With the growing conversations around climate change and environmental sustainability, this year’s NAIDOC Week theme Heal Country! seems to have arrived at just the right time.
What is NAIDOC Week?
NAIDOC stands for ‘National Aborigines and Islanders Day Observance Committee’, though the term ‘Aborigines’ is outdated in the twenty-first century. The Committee’s origins can be traced to the 1920s, wherein Aboriginal groups emerged to increase awareness of the status and treatment of Aboriginal and Torres Strait Islander peoples. Today, the term NAIDOC no longer refers to the Committee itself, but has grown into an annual celebration of Aboriginal and Torres Strait Islander history, culture and achievements.
What’s the meaning of this year’s theme?
Held this year from 4 – 11 July, NAIDOC Week 2021 seeks to explore spiritual, physical, emotional, social and cultural sustainability by speaking to the country that nourishes us all.
The theme Heal Country! seeks substantive institutional, structural and collaborative reform that Aboriginal and Torres Strait Islander people have been advocating, marching and fighting in support of for more than 250 years. Greater protections for Indigenous lands. Respect for water systems. Safeguards against the exploitation, desecration and destruction of sacred sites. Understanding of tens of thousands of years of Indigenous culture, values and practice.
How can you celebrate NAIDOC Week?
Wherever you live, you can take part in NAIDOC Week celebrations. To find out about NAIDOC Week activities in your area, see the NAIDOC Week events page or contact your nearest Regional Office.
To celebrate virtually, follow the NAIDOC Week Facebook, Twitter and Instagram social media accounts and use the #NAIDOC2021, #NAIDOCWeek or #NAIDOC hashtags on social media.
Griffith University also has resources you can check out.
- Find out more about the GUMURRII Student Success Unit on their website.
- Check out the University’s Reconciliation webpage and read our Statement on Reconciliation.

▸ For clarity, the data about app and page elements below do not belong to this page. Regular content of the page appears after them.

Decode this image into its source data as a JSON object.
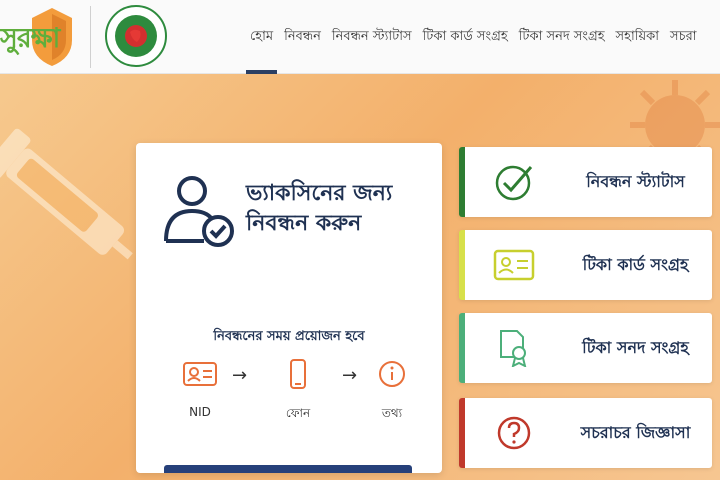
{
  "brand": {
    "name": "সুরক্ষা"
  },
  "seal": {
    "text_top": "গণপ্রজাতন্ত্রী বাংলাদেশ",
    "text_bottom": "সরকার"
  },
  "nav": {
    "items": [
      {
        "label": "হোম",
        "active": true
      },
      {
        "label": "নিবন্ধন"
      },
      {
        "label": "নিবন্ধন স্ট্যাটাস"
      },
      {
        "label": "টিকা কার্ড সংগ্রহ"
      },
      {
        "label": "টিকা সনদ সংগ্রহ"
      },
      {
        "label": "সহায়িকা"
      },
      {
        "label": "সচরা"
      }
    ]
  },
  "main": {
    "title": "ভ্যাকসিনের জন্য নিবন্ধন করুন",
    "requirements_title": "নিবন্ধনের সময় প্রয়োজন হবে",
    "requirements": [
      {
        "label": "NID",
        "icon": "id-card-icon"
      },
      {
        "label": "ফোন",
        "icon": "phone-icon"
      },
      {
        "label": "তথ্য",
        "icon": "info-icon"
      }
    ]
  },
  "tiles": [
    {
      "label": "নিবন্ধন স্ট্যাটাস",
      "icon": "check-circle-icon",
      "accent": "#2e7d32"
    },
    {
      "label": "টিকা কার্ড সংগ্রহ",
      "icon": "vaccine-card-icon",
      "accent": "#d7e04a"
    },
    {
      "label": "টিকা সনদ সংগ্রহ",
      "icon": "certificate-icon",
      "accent": "#4caf7a"
    },
    {
      "label": "সচরাচর জিজ্ঞাসা",
      "icon": "question-icon",
      "accent": "#c0392b"
    }
  ],
  "colors": {
    "brand_green": "#5fae3c",
    "navy": "#1f3152",
    "background": "#f4b978"
  }
}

- Explore the University’s relationships with Aboriginal and Torres Strait Islander communities through the Griffith Archive.